Both mentees highly recommend the program and as a designer with more experience, Archie feels it is a great opportunity for designers of any level. “You get a sense of where you are at.” Jimmy agreed and added that it was also “a great way to network and get to know the design community.”
One member of that design community is mentor Chris DeCaro. Nobody displays more enthusiasm for design and the profession than him. Jokingly when asked about the design profession, he quotes the opposite of the old Nike slogan “just don’t it.” But in all seriousness, he is extremely passionate about helping young designers avoid making key mistakes that he made when he was starting out. “You know like having a contract,” says Chris. He enjoys mentoring and is truly fulfilled helping his mentee. Together they worked on developing the mentee’s design skills, identifying weak points and defining the mentee’s needs and goals. Design is a practice and all can be taught. When talking about his current mentee, he said, “he has the things I can’t teach him like a good work ethic. I can teach him the other stuff.”
One example of this work ethic and dedication was also one of Chris’ greatest surprises in mentoring this term during the critique of one of his mentee’s book cover project. It was one piece and the art was successfully done though the typography could have been stronger. He gave him some type books to read but they proceeded to discuss the project, the art and the concepts of the novel. Chris stresses, his mentee didn’t just talk about the book…”he talked about the book, the details…the concepts. He actually read the book.” Chris mentioned many students don’t bother to get to know the subject and the fact that he did not only surprised him but inspired him. This is the passion for the industry he loves and these are the students he loves to help. They are the future and he wants to be a part of helping them succeed.
Now how does AIGA OC uniquely fit in? According to Chris, he finds OC chapter a very special group and a great place for designers to mentor and mentee each other. Many members work in corporate in-house environments so it tends to be less competitive and more honest and open. As a result it tends to be a more practical (versus artsy) group which has, benefited from increased educational opportunities (such as TypeEd or Scriptolgy) and agency outings like Field Trips. He, along with other members, are very excited for the upcoming year and the next generation of designers.
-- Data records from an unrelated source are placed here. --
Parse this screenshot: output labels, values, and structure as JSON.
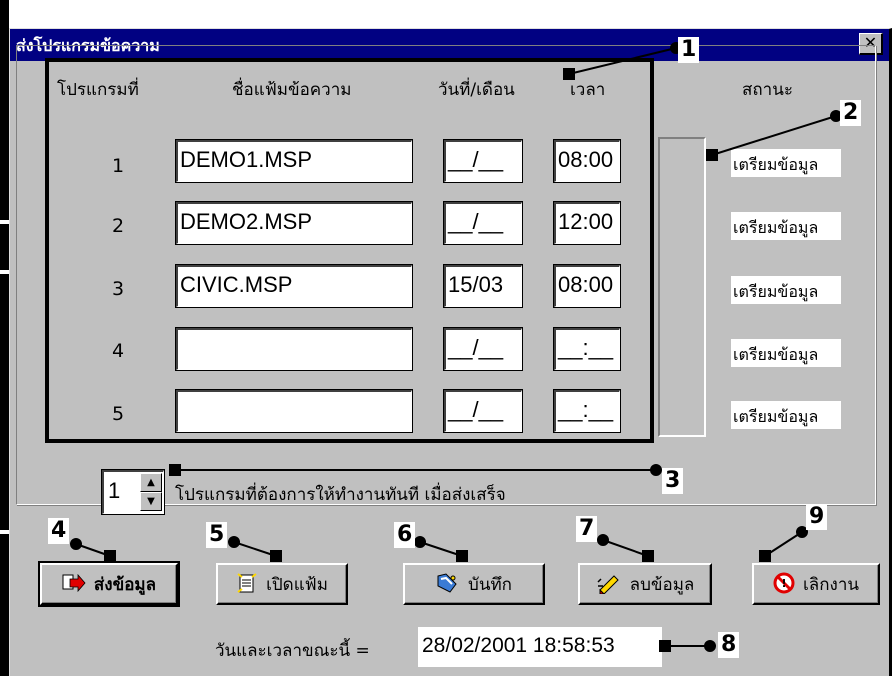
{
  "window": {
    "title": "ส่งโปรแกรมข้อความ",
    "close_glyph": "✕"
  },
  "table": {
    "headers": {
      "program_no": "โปรแกรมที่",
      "file_name": "ชื่อแฟ้มข้อความ",
      "date": "วันที่/เดือน",
      "time": "เวลา",
      "status": "สถานะ"
    },
    "rows": [
      {
        "no": "1",
        "file": "DEMO1.MSP",
        "date": "__/__",
        "time": "08:00",
        "status": "เตรียมข้อมูล"
      },
      {
        "no": "2",
        "file": "DEMO2.MSP",
        "date": "__/__",
        "time": "12:00",
        "status": "เตรียมข้อมูล"
      },
      {
        "no": "3",
        "file": "CIVIC.MSP",
        "date": "15/03",
        "time": "08:00",
        "status": "เตรียมข้อมูล"
      },
      {
        "no": "4",
        "file": "",
        "date": "__/__",
        "time": "__:__",
        "status": "เตรียมข้อมูล"
      },
      {
        "no": "5",
        "file": "",
        "date": "__/__",
        "time": "__:__",
        "status": "เตรียมข้อมูล"
      }
    ]
  },
  "progress": {
    "level": 0
  },
  "run_now": {
    "value": "1",
    "label": "โปรแกรมที่ต้องการให้ทำงานทันที เมื่อส่งเสร็จ"
  },
  "buttons": {
    "send": "ส่งข้อมูล",
    "open": "เปิดแฟ้ม",
    "save": "บันทึก",
    "delete": "ลบข้อมูล",
    "quit": "เลิกงาน"
  },
  "datetime": {
    "label": "วันและเวลาขณะนี้ =",
    "value": "28/02/2001  18:58:53"
  },
  "callouts": [
    "1",
    "2",
    "3",
    "4",
    "5",
    "6",
    "7",
    "8",
    "9"
  ],
  "icons": {
    "send": "send-arrow-icon",
    "open": "open-file-icon",
    "save": "save-icon",
    "delete": "eraser-icon",
    "quit": "stop-icon"
  }
}
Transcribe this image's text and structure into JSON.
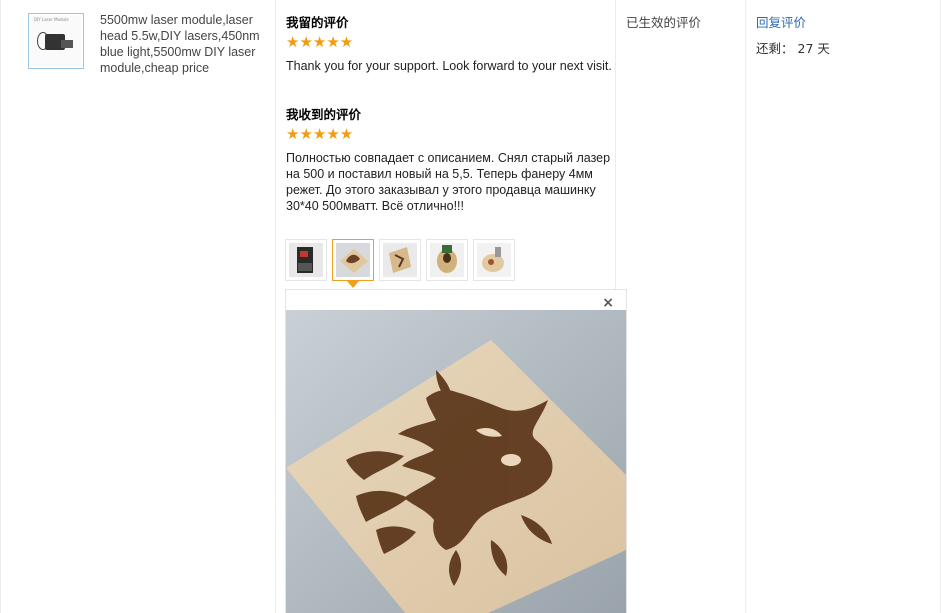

Mentors and Mentees must apply and meet qualifications detailed at orangecounty.aigaoc.org/mentorship/ and membership helps to give priority to mentee applicants. Both must be willing to dedicate a minimum of 2–4 hours per month. For mentees, a program fee of $20 is due upon acceptance to the program.
Subject to Mentorship Committee approval, mentors and mentees are paired based upon interest, experience and goals. The standard time commitment is four months. The typical curriculum consists of: 1) review and set program objectives; 2) plan and create an actionable assignment for the mentee; 3) project update meeting and discussion; 4) project completion and presentation and 5) preparation of final summary board and case study for AIGA OC website.
If you are looking to participate in this program by either becoming a mentee or providing guidance as a mentor visit orangecounty.aigaoc.org/mentorship/ and fill out an application. We’ll be starting a Spring PowerUp! session this May.